__SUPPLIED RECORDS__.
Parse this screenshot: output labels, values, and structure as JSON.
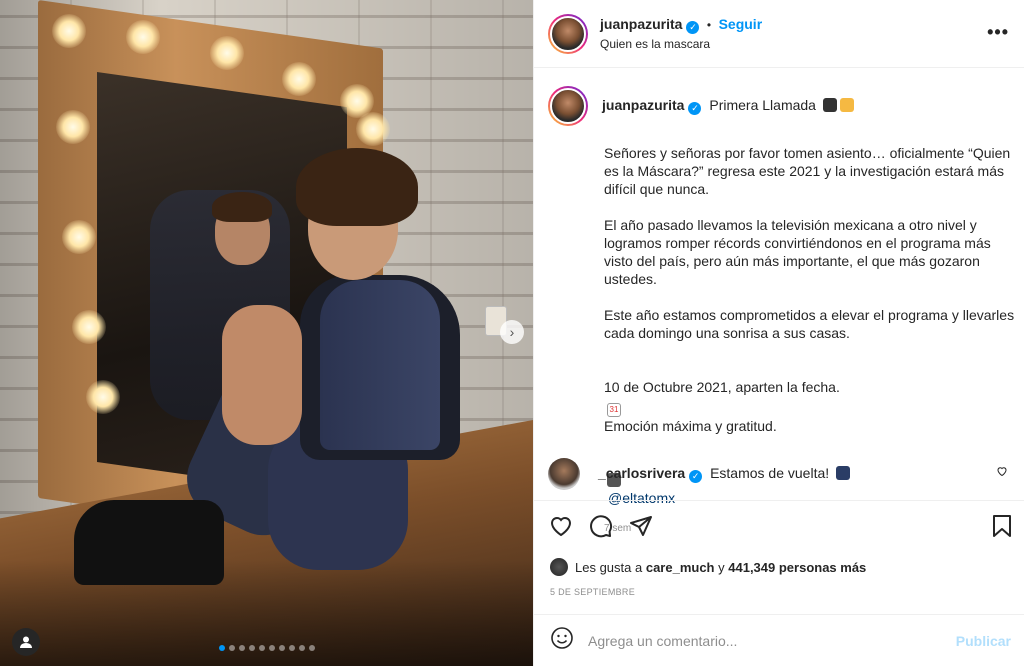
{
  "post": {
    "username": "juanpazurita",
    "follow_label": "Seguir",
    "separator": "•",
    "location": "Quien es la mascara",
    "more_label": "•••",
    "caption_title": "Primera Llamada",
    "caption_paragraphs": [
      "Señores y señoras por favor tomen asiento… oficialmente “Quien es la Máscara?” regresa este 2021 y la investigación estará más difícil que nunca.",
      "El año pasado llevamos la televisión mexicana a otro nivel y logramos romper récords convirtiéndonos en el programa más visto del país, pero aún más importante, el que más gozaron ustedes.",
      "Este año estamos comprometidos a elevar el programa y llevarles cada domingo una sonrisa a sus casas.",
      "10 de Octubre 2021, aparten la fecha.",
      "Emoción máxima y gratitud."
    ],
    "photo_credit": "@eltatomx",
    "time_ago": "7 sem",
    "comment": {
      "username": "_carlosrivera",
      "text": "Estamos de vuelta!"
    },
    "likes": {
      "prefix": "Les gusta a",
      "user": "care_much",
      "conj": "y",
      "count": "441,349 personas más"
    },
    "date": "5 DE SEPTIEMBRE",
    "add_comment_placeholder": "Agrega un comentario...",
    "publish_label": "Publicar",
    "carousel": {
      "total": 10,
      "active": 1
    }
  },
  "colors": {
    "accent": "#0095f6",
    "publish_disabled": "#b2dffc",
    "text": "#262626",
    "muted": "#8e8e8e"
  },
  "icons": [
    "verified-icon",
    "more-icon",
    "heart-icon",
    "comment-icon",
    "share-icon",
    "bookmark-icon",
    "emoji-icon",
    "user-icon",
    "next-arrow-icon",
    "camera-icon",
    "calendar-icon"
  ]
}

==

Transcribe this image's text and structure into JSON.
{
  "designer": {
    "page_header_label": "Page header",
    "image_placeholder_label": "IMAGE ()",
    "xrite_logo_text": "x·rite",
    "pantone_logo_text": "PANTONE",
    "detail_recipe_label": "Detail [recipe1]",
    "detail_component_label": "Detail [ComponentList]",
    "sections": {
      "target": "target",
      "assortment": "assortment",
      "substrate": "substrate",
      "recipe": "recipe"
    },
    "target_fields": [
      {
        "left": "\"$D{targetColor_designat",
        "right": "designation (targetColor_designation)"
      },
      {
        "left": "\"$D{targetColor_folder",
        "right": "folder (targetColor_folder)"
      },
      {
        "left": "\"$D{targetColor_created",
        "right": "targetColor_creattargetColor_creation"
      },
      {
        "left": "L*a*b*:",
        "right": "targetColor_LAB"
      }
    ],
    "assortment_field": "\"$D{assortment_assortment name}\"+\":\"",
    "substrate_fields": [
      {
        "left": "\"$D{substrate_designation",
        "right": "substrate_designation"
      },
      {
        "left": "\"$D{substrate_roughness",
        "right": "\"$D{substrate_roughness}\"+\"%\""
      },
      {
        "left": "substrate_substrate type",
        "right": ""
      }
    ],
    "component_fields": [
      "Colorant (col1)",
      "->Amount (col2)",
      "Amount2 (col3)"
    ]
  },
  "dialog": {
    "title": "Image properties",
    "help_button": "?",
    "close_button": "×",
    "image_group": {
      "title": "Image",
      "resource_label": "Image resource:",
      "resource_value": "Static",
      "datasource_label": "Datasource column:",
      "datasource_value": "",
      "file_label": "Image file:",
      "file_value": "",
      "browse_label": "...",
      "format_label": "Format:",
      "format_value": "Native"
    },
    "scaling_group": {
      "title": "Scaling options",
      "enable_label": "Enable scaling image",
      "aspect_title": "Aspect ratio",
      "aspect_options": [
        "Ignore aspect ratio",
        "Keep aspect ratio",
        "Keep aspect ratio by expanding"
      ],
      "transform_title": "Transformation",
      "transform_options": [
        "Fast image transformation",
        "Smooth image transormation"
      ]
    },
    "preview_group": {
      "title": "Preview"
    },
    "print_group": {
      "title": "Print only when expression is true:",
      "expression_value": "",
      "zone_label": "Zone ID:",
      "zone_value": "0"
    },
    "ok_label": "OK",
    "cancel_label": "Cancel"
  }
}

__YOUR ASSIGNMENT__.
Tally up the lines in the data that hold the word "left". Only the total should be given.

__RESPONSE BELOW__.
7